What makes me nervous, though, is that we don't really understand why programmers are paid this well, and especially why this has persisted. People have a bunch of guesses:

  • Demand: as software eats the world there are far more profitable things for programmers to do than people to do them.

  • Supply: it's hard to train people to be programmers, fewer people are suited for it than expected, and bootcamps haven't worked out as well as we'd hoped.

  • Startups: big companies need to compete with programmers choosing to go off and start companies, which is harder to do in many fields.

  • Novelty: the field is relatively new, and something about new fields leads to higher profits and higher pay, maybe via competition not being mature yet?

  • Something else: I'd be curious if people have other thoughts—leave comments!

Things are pretty good now, and seem to have gotten even better since Dan's 2015 post, but something could change. Given how poorly we understand this, and the wide range of ways the future might be different, I think we should treat collapse as a real possibility: not something that will definitely happen, or that's going to happen on any certain timescale, but something likely enough prepare against.

Specifically, I'd recommend living on a small portion of your income and saving a multiple of your living expenses.

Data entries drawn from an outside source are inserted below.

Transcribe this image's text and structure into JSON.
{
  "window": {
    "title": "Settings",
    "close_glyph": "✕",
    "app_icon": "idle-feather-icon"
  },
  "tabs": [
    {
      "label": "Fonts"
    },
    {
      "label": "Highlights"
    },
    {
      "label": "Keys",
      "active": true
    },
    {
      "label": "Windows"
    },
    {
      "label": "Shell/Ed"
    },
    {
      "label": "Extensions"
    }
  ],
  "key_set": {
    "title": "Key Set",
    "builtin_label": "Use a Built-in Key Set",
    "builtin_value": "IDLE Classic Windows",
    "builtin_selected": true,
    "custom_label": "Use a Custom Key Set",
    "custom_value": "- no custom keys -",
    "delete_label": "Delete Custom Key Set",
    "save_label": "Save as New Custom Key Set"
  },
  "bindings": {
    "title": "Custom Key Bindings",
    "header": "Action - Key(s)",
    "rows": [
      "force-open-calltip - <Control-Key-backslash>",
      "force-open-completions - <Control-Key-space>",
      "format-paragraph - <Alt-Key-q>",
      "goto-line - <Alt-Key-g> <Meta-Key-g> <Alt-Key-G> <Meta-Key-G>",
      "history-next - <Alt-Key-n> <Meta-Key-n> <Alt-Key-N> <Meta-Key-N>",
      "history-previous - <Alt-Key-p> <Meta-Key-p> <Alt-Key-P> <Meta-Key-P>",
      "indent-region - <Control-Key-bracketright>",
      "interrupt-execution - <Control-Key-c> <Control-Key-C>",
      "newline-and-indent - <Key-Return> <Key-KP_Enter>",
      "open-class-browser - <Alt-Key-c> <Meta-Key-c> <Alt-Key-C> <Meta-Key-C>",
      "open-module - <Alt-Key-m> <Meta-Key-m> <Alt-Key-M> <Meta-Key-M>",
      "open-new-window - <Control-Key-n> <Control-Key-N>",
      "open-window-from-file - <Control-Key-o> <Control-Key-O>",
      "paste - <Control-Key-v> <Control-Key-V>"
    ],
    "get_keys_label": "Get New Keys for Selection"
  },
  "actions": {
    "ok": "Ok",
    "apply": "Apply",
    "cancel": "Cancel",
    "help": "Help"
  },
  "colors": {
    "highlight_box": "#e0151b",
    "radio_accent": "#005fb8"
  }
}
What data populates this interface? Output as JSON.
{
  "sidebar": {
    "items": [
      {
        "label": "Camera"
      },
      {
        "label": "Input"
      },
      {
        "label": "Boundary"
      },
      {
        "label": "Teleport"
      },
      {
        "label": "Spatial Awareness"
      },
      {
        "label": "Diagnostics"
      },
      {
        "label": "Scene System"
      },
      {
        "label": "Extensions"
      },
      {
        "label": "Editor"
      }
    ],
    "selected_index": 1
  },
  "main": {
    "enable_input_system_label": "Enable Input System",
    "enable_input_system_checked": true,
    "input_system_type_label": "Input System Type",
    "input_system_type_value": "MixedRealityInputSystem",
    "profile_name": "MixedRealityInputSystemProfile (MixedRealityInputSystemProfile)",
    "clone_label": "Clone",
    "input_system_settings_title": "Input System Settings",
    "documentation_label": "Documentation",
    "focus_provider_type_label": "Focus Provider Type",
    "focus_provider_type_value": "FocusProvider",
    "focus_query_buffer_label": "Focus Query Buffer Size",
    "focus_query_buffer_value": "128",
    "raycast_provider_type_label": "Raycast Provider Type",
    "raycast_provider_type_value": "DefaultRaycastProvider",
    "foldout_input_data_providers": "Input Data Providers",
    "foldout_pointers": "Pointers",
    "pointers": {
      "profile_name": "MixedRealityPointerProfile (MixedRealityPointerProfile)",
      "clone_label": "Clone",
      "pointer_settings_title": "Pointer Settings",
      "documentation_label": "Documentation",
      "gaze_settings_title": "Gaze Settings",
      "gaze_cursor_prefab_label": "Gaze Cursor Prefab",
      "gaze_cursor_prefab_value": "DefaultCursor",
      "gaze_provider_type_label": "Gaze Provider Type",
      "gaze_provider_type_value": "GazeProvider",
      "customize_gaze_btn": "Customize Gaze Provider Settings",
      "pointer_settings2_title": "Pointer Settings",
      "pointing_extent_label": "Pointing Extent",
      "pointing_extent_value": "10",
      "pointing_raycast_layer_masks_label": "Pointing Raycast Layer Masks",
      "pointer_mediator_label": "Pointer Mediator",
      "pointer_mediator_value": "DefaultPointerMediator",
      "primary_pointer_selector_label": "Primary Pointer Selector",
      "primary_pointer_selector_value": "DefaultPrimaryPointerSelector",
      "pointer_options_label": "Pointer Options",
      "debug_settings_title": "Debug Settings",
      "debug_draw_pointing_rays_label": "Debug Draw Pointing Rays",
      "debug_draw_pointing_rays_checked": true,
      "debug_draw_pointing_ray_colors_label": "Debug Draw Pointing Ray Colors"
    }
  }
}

It's far more painful to cut expenses back than it is to keep them from growing, and the more years of expenses you have saved the better a position you'll be in. If you take this approach and there's no bust, you're still in a good place: you can retire early or support things you believe in.

If being laid off and unable to find similarly high-paying work would be a disaster, figure out what you need to change so that it wouldn't be.

(This isn't really specific to programming, but I think the chances of a bust are higher in programming than in more mature fields.)

Comment via: facebook, lesswrong, hacker news

Recent posts on blogs I like:

The Different Travel Markets for Regional Rail

At a meeting with other TransitMatters people, I had to explain various distinctions in what is called in American parlance regional rail or commuter rail. A few months ago I wrote about the distinction between S-Bahn and RegionalBahn, but made it clear t…

via Pedestrian Observations January 14, 2020

A foolish consistency

“The other terror that scares us from self-trust is our consistency; a reverence for our past act or word, because the eyes of others have no other data for computing our orbit than our past acts, and we are loath to disappoint them. But why should you ke…

via Holly Elmore January 5, 2020

Algorithms interviews: theory vs. practice

When I ask people at trendy big tech companies why algorithms quizzes are mandatory, the most common answer I get is something like "we have so much scale, we can't afford to have someone accidentally write an O(n^2) algorithm and bring the site d…

via Posts on Dan Luu January 5, 2020

more     (via openring)

More Posts:


  ::  Posts  ::  RSS  ::  ◂◂RSS  ::  Contact